• _What the task requires_
Each line of the listing where the string "United" appears is to be identified and copied.

• _Data for processing_
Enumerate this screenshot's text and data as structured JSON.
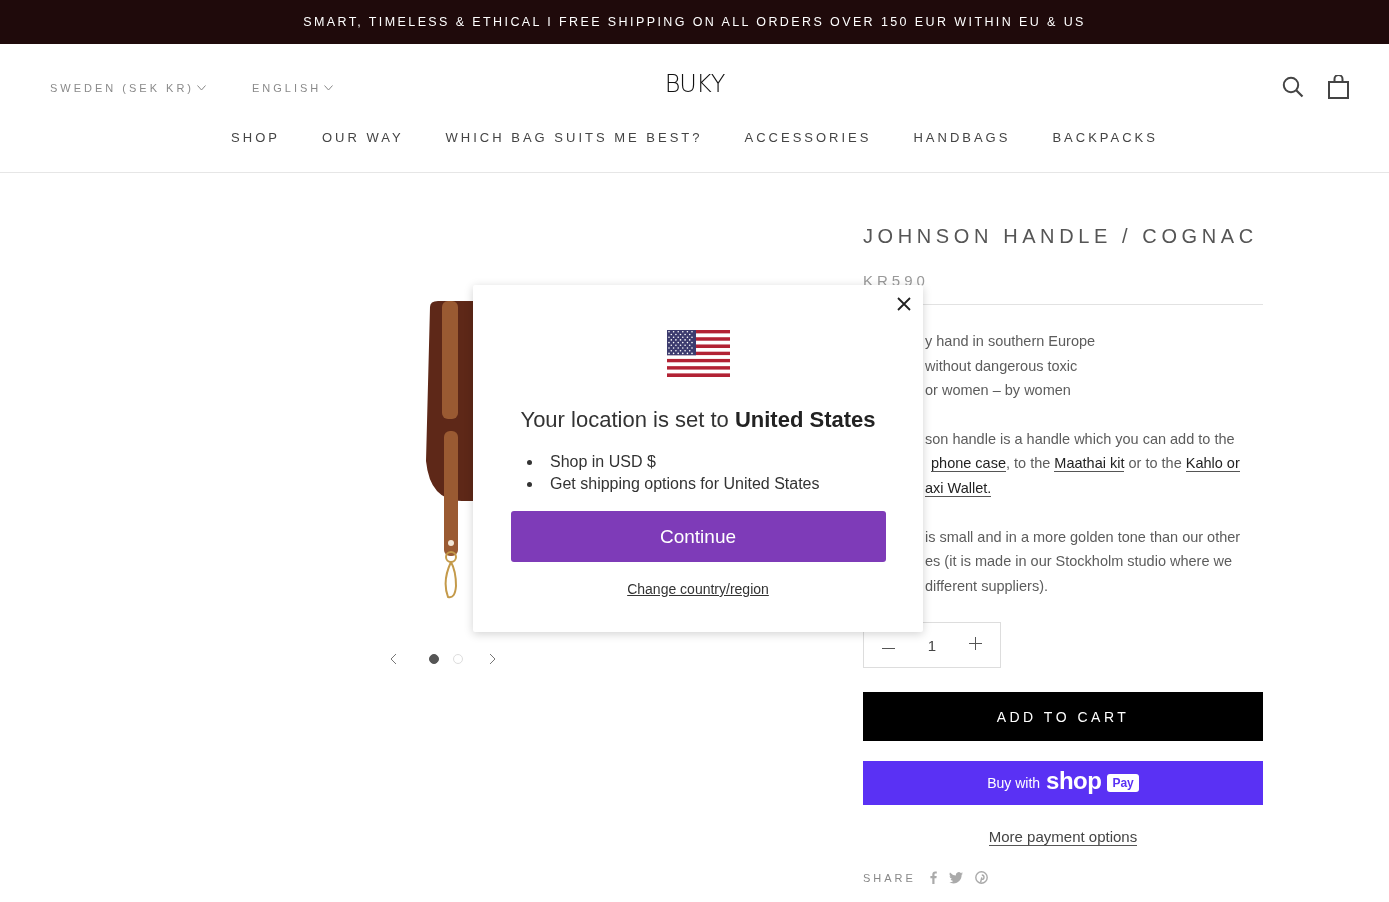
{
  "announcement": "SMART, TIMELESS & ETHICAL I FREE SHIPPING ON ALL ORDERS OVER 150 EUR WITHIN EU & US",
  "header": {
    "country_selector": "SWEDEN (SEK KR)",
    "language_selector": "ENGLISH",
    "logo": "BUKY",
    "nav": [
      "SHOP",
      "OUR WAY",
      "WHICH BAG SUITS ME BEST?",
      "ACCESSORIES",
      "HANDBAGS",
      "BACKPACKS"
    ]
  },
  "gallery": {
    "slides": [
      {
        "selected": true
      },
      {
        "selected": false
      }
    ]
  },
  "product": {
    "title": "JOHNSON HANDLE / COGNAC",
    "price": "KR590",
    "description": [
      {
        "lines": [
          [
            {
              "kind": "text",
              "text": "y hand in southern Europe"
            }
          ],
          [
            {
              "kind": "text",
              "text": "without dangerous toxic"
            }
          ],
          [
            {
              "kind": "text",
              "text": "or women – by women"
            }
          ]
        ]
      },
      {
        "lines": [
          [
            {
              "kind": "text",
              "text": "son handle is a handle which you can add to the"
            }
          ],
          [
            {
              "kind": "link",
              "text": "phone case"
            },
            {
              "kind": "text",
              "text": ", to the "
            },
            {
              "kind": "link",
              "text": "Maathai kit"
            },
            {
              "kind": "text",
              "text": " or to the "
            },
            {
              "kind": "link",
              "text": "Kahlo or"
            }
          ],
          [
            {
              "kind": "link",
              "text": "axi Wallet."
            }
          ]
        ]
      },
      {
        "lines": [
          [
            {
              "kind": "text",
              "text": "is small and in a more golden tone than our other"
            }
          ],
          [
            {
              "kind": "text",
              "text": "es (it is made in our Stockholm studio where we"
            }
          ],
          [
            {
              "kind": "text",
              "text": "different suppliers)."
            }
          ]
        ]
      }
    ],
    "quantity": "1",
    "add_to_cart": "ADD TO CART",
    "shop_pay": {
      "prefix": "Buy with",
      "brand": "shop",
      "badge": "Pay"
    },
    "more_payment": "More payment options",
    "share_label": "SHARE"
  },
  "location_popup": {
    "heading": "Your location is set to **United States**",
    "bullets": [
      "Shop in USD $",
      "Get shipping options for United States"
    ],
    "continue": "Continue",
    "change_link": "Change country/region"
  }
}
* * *
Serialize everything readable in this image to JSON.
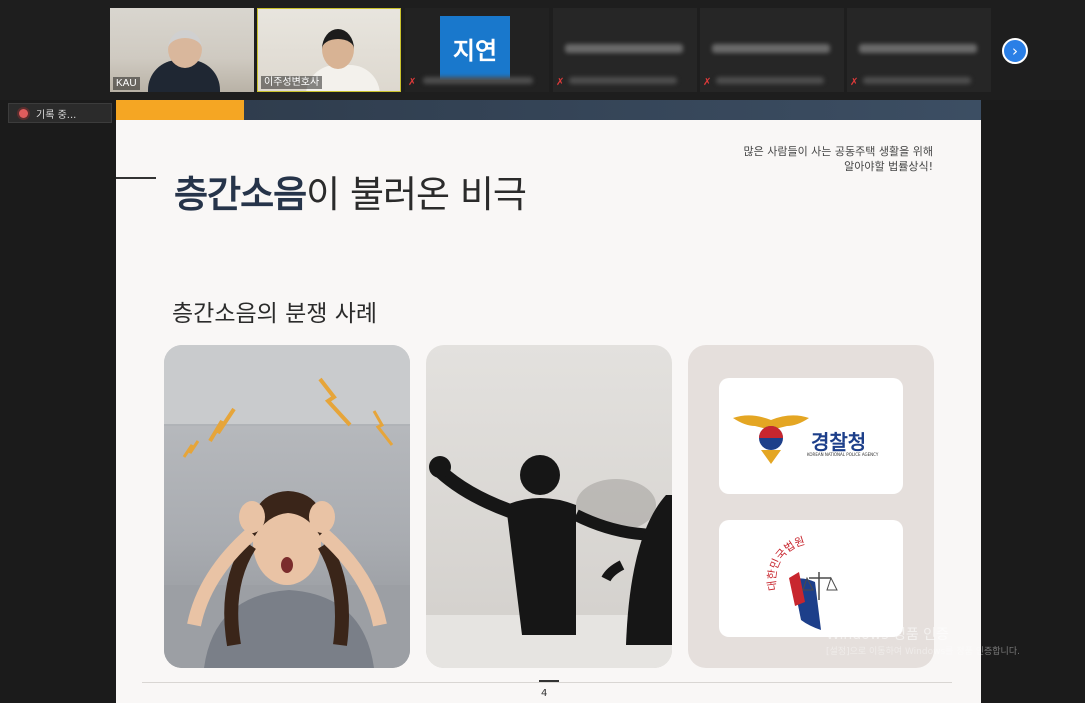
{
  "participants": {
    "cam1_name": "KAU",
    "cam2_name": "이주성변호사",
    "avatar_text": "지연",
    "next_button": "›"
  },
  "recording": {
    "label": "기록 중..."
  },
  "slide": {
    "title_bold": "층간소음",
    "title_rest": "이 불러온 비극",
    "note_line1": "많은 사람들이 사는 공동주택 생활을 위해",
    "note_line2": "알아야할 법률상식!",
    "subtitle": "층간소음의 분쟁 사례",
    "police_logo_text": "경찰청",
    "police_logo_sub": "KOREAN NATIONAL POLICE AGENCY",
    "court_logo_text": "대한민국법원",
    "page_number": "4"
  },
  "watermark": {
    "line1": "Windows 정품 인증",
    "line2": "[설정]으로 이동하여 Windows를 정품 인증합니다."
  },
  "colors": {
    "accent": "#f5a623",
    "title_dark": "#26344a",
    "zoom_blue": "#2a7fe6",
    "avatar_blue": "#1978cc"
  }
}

• _Worked solution_
    "heading": "Your location is set to **United States**",
      "Get shipping options for United States"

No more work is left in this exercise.